== Problem ==
Note each line of the entries that includes "года". Then copy those lines.

== Data extract ==
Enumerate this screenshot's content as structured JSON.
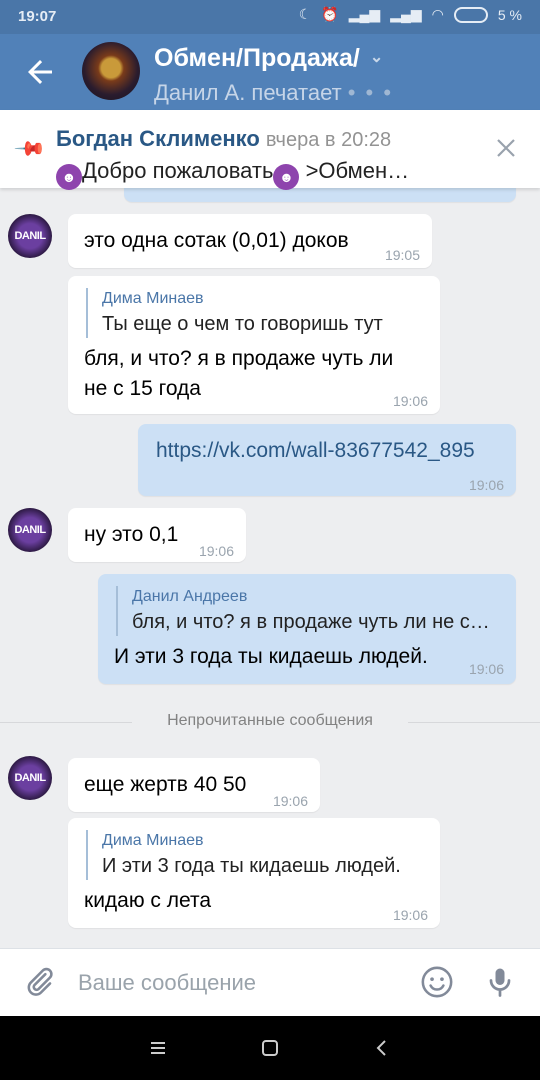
{
  "status": {
    "time": "19:07",
    "battery": "5 %"
  },
  "header": {
    "title": "Обмен/Продажа/",
    "subtitle": "Данил А. печатает",
    "typing_dots": "• • •"
  },
  "pinned": {
    "author": "Богдан Склименко",
    "time": "вчера в 20:28",
    "text_prefix": "Добро пожаловать",
    "text_suffix": " >Обмен…"
  },
  "messages": [
    {
      "text": "это одна сотак (0,01) доков",
      "time": "19:05"
    },
    {
      "quote_author": "Дима Минаев",
      "quote_text": "Ты еще о чем то говоришь тут",
      "line1": "бля, и что? я в продаже чуть ли",
      "line2": "не с 15 года",
      "time": "19:06"
    },
    {
      "text": "https://vk.com/wall-83677542_895",
      "time": "19:06"
    },
    {
      "text": "ну это 0,1",
      "time": "19:06"
    },
    {
      "quote_author": "Данил Андреев",
      "quote_text": "бля, и что? я в продаже чуть ли не с…",
      "text": "И эти 3 года ты кидаешь людей.",
      "time": "19:06"
    },
    {
      "text": "еще жертв 40 50",
      "time": "19:06"
    },
    {
      "quote_author": "Дима Минаев",
      "quote_text": "И эти 3 года ты кидаешь людей.",
      "text": "кидаю с лета",
      "time": "19:06"
    }
  ],
  "avatar_label": "DANIL",
  "divider": {
    "label": "Непрочитанные сообщения"
  },
  "composer": {
    "placeholder": "Ваше сообщение"
  },
  "colors": {
    "header": "#5181b8",
    "statusbar": "#4a76a8",
    "bg": "#edeef0",
    "outgoing": "#cce0f5",
    "link": "#2a5885"
  }
}
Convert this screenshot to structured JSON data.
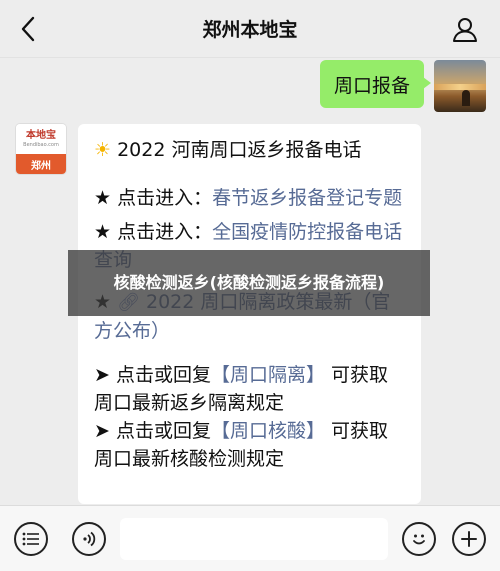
{
  "header": {
    "title": "郑州本地宝",
    "back_icon": "chevron-left-icon",
    "profile_icon": "person-icon"
  },
  "outgoing": {
    "text": "周口报备"
  },
  "bot_avatar": {
    "name": "本地宝",
    "sub": "Bendibao.com",
    "city": "郑州"
  },
  "incoming": {
    "title_emoji": "☀",
    "title": "2022 河南周口返乡报备电话",
    "item1_prefix": "★ 点击进入：",
    "item1_link": "春节返乡报备登记专题",
    "item2_prefix": "★ 点击进入：",
    "item2_link": "全国疫情防控报备电话查询",
    "item3_prefix": "★",
    "item3_link": "2022 周口隔离政策最新（官方公布）",
    "item4_a": "➤ 点击或回复",
    "item4_b": "【周口隔离】",
    "item4_c": "可获取周口最新返乡隔离规定",
    "item5_a": "➤ 点击或回复",
    "item5_b": "【周口核酸】",
    "item5_c": "可获取周口最新核酸检测规定"
  },
  "overlay": {
    "text": "核酸检测返乡(核酸检测返乡报备流程)"
  },
  "toolbar": {
    "menu_icon": "menu-list-icon",
    "voice_icon": "voice-icon",
    "emoji_icon": "emoji-icon",
    "plus_icon": "plus-icon",
    "input_value": ""
  },
  "colors": {
    "green_bubble": "#95ec69",
    "link": "#576b95",
    "background": "#ededed"
  }
}
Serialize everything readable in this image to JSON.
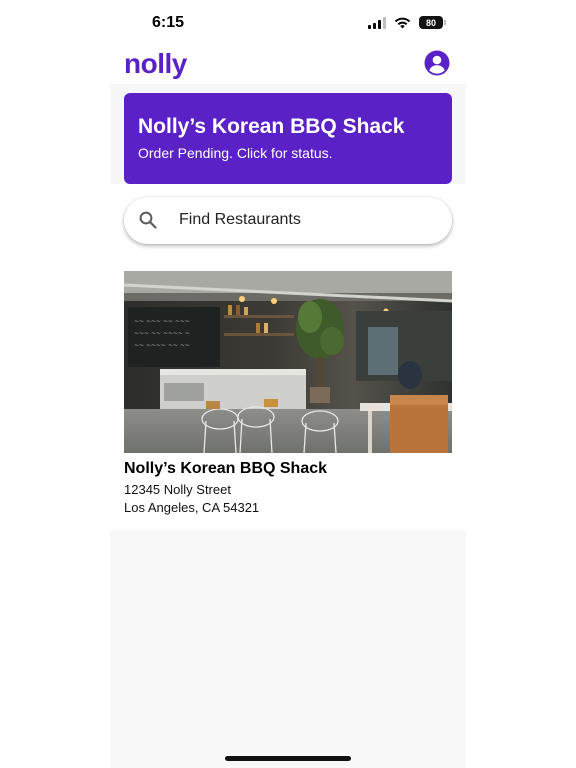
{
  "status_bar": {
    "time": "6:15",
    "battery": "80",
    "icons": [
      "signal-icon",
      "wifi-icon",
      "battery-icon"
    ]
  },
  "header": {
    "brand": "nolly",
    "brand_color": "#5a21c6",
    "profile_icon": "profile-icon"
  },
  "order_banner": {
    "title": "Nolly’s Korean BBQ Shack",
    "status": "Order Pending. Click for status.",
    "background": "#5a21c6"
  },
  "search": {
    "placeholder": "Find Restaurants",
    "icon": "search-icon"
  },
  "restaurants": [
    {
      "name": "Nolly’s Korean BBQ Shack",
      "address_line1": "12345 Nolly Street",
      "address_line2": "Los Angeles, CA 54321"
    }
  ]
}
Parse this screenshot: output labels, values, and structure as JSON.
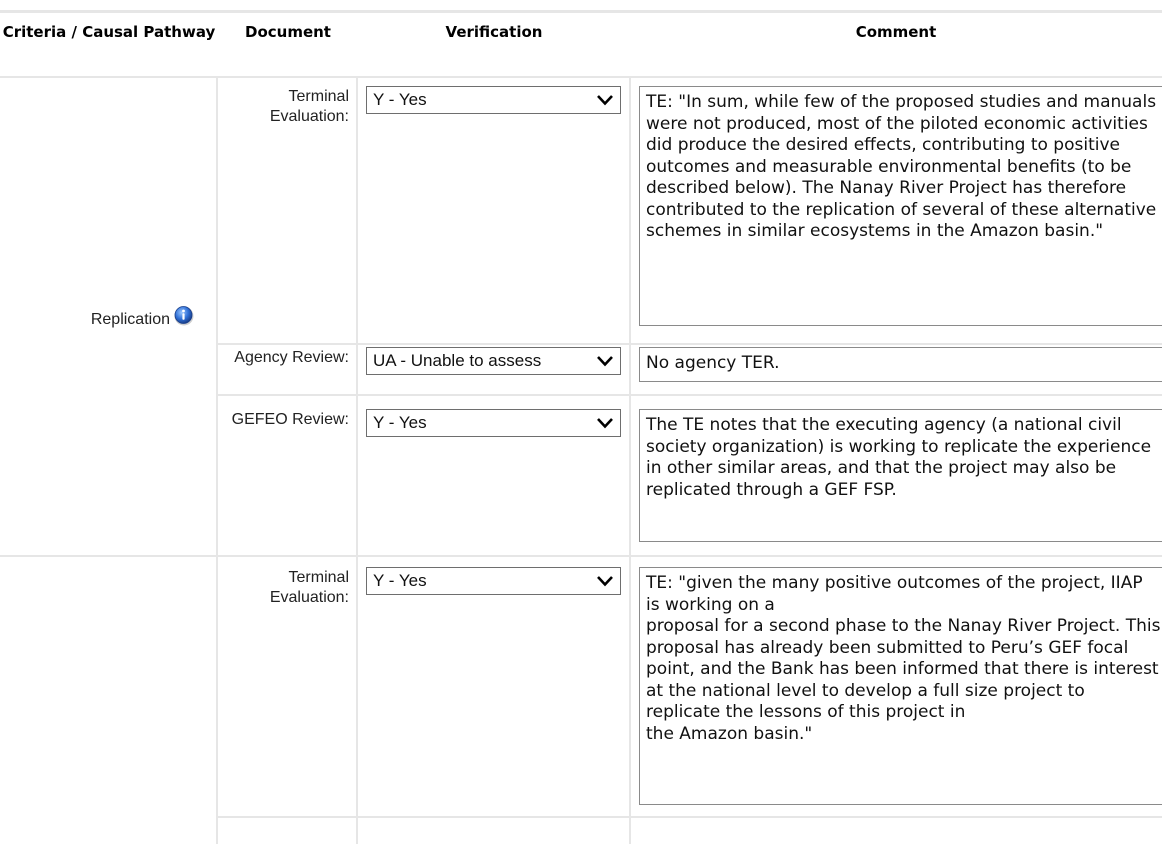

== Answer box ==
      "line2": "не с 15 года",
      "text": "И эти 3 года ты кидаешь людей.",
      "quote_text": "И эти 3 года ты кидаешь людей.",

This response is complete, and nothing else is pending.